** Opening Exercise input block **

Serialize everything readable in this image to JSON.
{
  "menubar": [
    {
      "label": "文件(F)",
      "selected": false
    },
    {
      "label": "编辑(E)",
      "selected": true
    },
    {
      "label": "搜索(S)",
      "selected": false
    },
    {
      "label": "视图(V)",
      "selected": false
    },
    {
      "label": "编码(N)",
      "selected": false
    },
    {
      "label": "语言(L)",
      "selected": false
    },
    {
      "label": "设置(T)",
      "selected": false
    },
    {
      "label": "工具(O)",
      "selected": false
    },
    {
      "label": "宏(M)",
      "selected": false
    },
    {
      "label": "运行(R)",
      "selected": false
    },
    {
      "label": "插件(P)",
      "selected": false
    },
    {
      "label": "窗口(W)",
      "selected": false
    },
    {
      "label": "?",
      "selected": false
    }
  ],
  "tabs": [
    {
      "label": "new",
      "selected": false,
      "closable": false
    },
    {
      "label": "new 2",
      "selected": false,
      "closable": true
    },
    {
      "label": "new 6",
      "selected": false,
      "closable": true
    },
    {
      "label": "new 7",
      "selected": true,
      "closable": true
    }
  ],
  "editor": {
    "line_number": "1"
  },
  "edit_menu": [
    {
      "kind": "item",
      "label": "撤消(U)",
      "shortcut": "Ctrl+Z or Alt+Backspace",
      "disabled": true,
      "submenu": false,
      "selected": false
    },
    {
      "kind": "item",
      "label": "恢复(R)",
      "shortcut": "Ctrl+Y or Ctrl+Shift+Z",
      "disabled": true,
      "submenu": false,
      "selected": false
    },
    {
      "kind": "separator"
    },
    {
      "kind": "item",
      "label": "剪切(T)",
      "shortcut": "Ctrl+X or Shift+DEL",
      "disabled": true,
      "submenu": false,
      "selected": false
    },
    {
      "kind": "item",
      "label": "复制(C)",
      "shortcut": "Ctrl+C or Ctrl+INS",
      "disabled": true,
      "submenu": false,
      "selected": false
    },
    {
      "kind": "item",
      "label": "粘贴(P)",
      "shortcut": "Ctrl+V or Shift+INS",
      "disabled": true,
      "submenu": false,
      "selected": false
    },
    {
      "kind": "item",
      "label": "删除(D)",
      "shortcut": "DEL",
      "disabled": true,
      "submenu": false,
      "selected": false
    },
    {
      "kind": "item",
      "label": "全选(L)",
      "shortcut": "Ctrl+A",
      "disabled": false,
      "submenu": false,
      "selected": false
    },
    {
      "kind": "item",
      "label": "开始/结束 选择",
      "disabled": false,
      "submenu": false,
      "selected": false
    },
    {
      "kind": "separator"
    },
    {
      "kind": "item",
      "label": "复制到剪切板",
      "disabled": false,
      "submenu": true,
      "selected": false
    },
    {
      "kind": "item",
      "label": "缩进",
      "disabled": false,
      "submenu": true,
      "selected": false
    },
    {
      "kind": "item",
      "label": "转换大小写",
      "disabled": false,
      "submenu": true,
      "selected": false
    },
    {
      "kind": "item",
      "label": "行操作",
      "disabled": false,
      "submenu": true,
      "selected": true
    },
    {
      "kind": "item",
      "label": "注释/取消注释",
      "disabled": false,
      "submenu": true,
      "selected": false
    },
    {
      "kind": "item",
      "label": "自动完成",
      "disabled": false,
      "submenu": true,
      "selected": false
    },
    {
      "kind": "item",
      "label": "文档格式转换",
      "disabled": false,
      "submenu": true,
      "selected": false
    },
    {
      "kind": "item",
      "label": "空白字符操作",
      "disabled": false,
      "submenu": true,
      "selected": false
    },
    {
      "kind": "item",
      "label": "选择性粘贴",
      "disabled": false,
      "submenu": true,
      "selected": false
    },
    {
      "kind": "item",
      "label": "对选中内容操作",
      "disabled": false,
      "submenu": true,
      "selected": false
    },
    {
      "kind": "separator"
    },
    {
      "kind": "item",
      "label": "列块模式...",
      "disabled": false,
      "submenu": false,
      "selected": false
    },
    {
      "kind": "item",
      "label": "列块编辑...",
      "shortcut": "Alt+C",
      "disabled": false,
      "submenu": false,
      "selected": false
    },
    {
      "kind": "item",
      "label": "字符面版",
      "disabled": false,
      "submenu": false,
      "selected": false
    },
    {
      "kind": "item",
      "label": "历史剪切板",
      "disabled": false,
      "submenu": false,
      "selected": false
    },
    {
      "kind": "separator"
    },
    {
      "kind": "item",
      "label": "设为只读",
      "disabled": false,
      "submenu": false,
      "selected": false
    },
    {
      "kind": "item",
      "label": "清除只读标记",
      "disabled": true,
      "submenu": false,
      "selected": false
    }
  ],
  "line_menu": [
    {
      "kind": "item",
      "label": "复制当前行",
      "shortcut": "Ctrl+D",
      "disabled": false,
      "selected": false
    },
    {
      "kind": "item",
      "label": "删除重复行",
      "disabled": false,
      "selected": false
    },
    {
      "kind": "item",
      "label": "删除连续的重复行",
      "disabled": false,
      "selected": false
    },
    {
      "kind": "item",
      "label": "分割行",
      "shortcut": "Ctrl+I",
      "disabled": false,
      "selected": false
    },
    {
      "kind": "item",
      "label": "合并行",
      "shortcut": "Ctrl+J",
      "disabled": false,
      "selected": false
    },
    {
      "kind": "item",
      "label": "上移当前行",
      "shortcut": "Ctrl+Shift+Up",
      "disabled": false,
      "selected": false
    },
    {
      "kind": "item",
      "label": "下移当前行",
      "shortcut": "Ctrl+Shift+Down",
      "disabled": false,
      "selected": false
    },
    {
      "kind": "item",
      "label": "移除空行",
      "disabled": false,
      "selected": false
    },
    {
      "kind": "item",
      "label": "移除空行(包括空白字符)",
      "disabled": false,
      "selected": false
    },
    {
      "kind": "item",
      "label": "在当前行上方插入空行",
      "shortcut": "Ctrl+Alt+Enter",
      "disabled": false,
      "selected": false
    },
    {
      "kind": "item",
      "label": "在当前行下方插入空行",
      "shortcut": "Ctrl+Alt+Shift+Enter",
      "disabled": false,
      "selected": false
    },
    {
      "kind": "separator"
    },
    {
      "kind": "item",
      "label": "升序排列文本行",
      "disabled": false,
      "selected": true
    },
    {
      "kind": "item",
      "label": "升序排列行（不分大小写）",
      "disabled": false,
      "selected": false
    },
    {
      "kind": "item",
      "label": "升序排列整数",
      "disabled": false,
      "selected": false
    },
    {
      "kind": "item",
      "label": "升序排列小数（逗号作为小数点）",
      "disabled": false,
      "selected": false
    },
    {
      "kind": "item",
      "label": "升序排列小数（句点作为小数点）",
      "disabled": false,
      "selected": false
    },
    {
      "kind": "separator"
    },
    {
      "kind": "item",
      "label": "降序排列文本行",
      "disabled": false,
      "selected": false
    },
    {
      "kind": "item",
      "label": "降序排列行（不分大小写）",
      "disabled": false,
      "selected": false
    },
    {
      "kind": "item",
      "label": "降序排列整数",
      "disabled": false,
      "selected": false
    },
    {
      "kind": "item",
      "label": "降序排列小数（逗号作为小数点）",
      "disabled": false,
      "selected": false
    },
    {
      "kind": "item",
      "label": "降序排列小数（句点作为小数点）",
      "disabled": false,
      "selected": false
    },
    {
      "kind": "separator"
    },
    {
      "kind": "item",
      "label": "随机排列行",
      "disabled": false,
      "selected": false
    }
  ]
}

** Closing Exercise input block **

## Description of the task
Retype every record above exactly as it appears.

## Problem solution
Serialize everything readable in this image to JSON.
{
  "menubar": [
    {
      "label": "文件(F)",
      "selected": false
    },
    {
      "label": "编辑(E)",
      "selected": true
    },
    {
      "label": "搜索(S)",
      "selected": false
    },
    {
      "label": "视图(V)",
      "selected": false
    },
    {
      "label": "编码(N)",
      "selected": false
    },
    {
      "label": "语言(L)",
      "selected": false
    },
    {
      "label": "设置(T)",
      "selected": false
    },
    {
      "label": "工具(O)",
      "selected": false
    },
    {
      "label": "宏(M)",
      "selected": false
    },
    {
      "label": "运行(R)",
      "selected": false
    },
    {
      "label": "插件(P)",
      "selected": false
    },
    {
      "label": "窗口(W)",
      "selected": false
    },
    {
      "label": "?",
      "selected": false
    }
  ],
  "tabs": [
    {
      "label": "new",
      "selected": false,
      "closable": false
    },
    {
      "label": "new 2",
      "selected": false,
      "closable": true
    },
    {
      "label": "new 6",
      "selected": false,
      "closable": true
    },
    {
      "label": "new 7",
      "selected": true,
      "closable": true
    }
  ],
  "editor": {
    "line_number": "1"
  },
  "edit_menu": [
    {
      "kind": "item",
      "label": "撤消(U)",
      "shortcut": "Ctrl+Z or Alt+Backspace",
      "disabled": true,
      "submenu": false,
      "selected": false
    },
    {
      "kind": "item",
      "label": "恢复(R)",
      "shortcut": "Ctrl+Y or Ctrl+Shift+Z",
      "disabled": true,
      "submenu": false,
      "selected": false
    },
    {
      "kind": "separator"
    },
    {
      "kind": "item",
      "label": "剪切(T)",
      "shortcut": "Ctrl+X or Shift+DEL",
      "disabled": true,
      "submenu": false,
      "selected": false
    },
    {
      "kind": "item",
      "label": "复制(C)",
      "shortcut": "Ctrl+C or Ctrl+INS",
      "disabled": true,
      "submenu": false,
      "selected": false
    },
    {
      "kind": "item",
      "label": "粘贴(P)",
      "shortcut": "Ctrl+V or Shift+INS",
      "disabled": true,
      "submenu": false,
      "selected": false
    },
    {
      "kind": "item",
      "label": "删除(D)",
      "shortcut": "DEL",
      "disabled": true,
      "submenu": false,
      "selected": false
    },
    {
      "kind": "item",
      "label": "全选(L)",
      "shortcut": "Ctrl+A",
      "disabled": false,
      "submenu": false,
      "selected": false
    },
    {
      "kind": "item",
      "label": "开始/结束 选择",
      "disabled": false,
      "submenu": false,
      "selected": false
    },
    {
      "kind": "separator"
    },
    {
      "kind": "item",
      "label": "复制到剪切板",
      "disabled": false,
      "submenu": true,
      "selected": false
    },
    {
      "kind": "item",
      "label": "缩进",
      "disabled": false,
      "submenu": true,
      "selected": false
    },
    {
      "kind": "item",
      "label": "转换大小写",
      "disabled": false,
      "submenu": true,
      "selected": false
    },
    {
      "kind": "item",
      "label": "行操作",
      "disabled": false,
      "submenu": true,
      "selected": true
    },
    {
      "kind": "item",
      "label": "注释/取消注释",
      "disabled": false,
      "submenu": true,
      "selected": false
    },
    {
      "kind": "item",
      "label": "自动完成",
      "disabled": false,
      "submenu": true,
      "selected": false
    },
    {
      "kind": "item",
      "label": "文档格式转换",
      "disabled": false,
      "submenu": true,
      "selected": false
    },
    {
      "kind": "item",
      "label": "空白字符操作",
      "disabled": false,
      "submenu": true,
      "selected": false
    },
    {
      "kind": "item",
      "label": "选择性粘贴",
      "disabled": false,
      "submenu": true,
      "selected": false
    },
    {
      "kind": "item",
      "label": "对选中内容操作",
      "disabled": false,
      "submenu": true,
      "selected": false
    },
    {
      "kind": "separator"
    },
    {
      "kind": "item",
      "label": "列块模式...",
      "disabled": false,
      "submenu": false,
      "selected": false
    },
    {
      "kind": "item",
      "label": "列块编辑...",
      "shortcut": "Alt+C",
      "disabled": false,
      "submenu": false,
      "selected": false
    },
    {
      "kind": "item",
      "label": "字符面版",
      "disabled": false,
      "submenu": false,
      "selected": false
    },
    {
      "kind": "item",
      "label": "历史剪切板",
      "disabled": false,
      "submenu": false,
      "selected": false
    },
    {
      "kind": "separator"
    },
    {
      "kind": "item",
      "label": "设为只读",
      "disabled": false,
      "submenu": false,
      "selected": false
    },
    {
      "kind": "item",
      "label": "清除只读标记",
      "disabled": true,
      "submenu": false,
      "selected": false
    }
  ],
  "line_menu": [
    {
      "kind": "item",
      "label": "复制当前行",
      "shortcut": "Ctrl+D",
      "disabled": false,
      "selected": false
    },
    {
      "kind": "item",
      "label": "删除重复行",
      "disabled": false,
      "selected": false
    },
    {
      "kind": "item",
      "label": "删除连续的重复行",
      "disabled": false,
      "selected": false
    },
    {
      "kind": "item",
      "label": "分割行",
      "shortcut": "Ctrl+I",
      "disabled": false,
      "selected": false
    },
    {
      "kind": "item",
      "label": "合并行",
      "shortcut": "Ctrl+J",
      "disabled": false,
      "selected": false
    },
    {
      "kind": "item",
      "label": "上移当前行",
      "shortcut": "Ctrl+Shift+Up",
      "disabled": false,
      "selected": false
    },
    {
      "kind": "item",
      "label": "下移当前行",
      "shortcut": "Ctrl+Shift+Down",
      "disabled": false,
      "selected": false
    },
    {
      "kind": "item",
      "label": "移除空行",
      "disabled": false,
      "selected": false
    },
    {
      "kind": "item",
      "label": "移除空行(包括空白字符)",
      "disabled": false,
      "selected": false
    },
    {
      "kind": "item",
      "label": "在当前行上方插入空行",
      "shortcut": "Ctrl+Alt+Enter",
      "disabled": false,
      "selected": false
    },
    {
      "kind": "item",
      "label": "在当前行下方插入空行",
      "shortcut": "Ctrl+Alt+Shift+Enter",
      "disabled": false,
      "selected": false
    },
    {
      "kind": "separator"
    },
    {
      "kind": "item",
      "label": "升序排列文本行",
      "disabled": false,
      "selected": true
    },
    {
      "kind": "item",
      "label": "升序排列行（不分大小写）",
      "disabled": false,
      "selected": false
    },
    {
      "kind": "item",
      "label": "升序排列整数",
      "disabled": false,
      "selected": false
    },
    {
      "kind": "item",
      "label": "升序排列小数（逗号作为小数点）",
      "disabled": false,
      "selected": false
    },
    {
      "kind": "item",
      "label": "升序排列小数（句点作为小数点）",
      "disabled": false,
      "selected": false
    },
    {
      "kind": "separator"
    },
    {
      "kind": "item",
      "label": "降序排列文本行",
      "disabled": false,
      "selected": false
    },
    {
      "kind": "item",
      "label": "降序排列行（不分大小写）",
      "disabled": false,
      "selected": false
    },
    {
      "kind": "item",
      "label": "降序排列整数",
      "disabled": false,
      "selected": false
    },
    {
      "kind": "item",
      "label": "降序排列小数（逗号作为小数点）",
      "disabled": false,
      "selected": false
    },
    {
      "kind": "item",
      "label": "降序排列小数（句点作为小数点）",
      "disabled": false,
      "selected": false
    },
    {
      "kind": "separator"
    },
    {
      "kind": "item",
      "label": "随机排列行",
      "disabled": false,
      "selected": false
    }
  ]
}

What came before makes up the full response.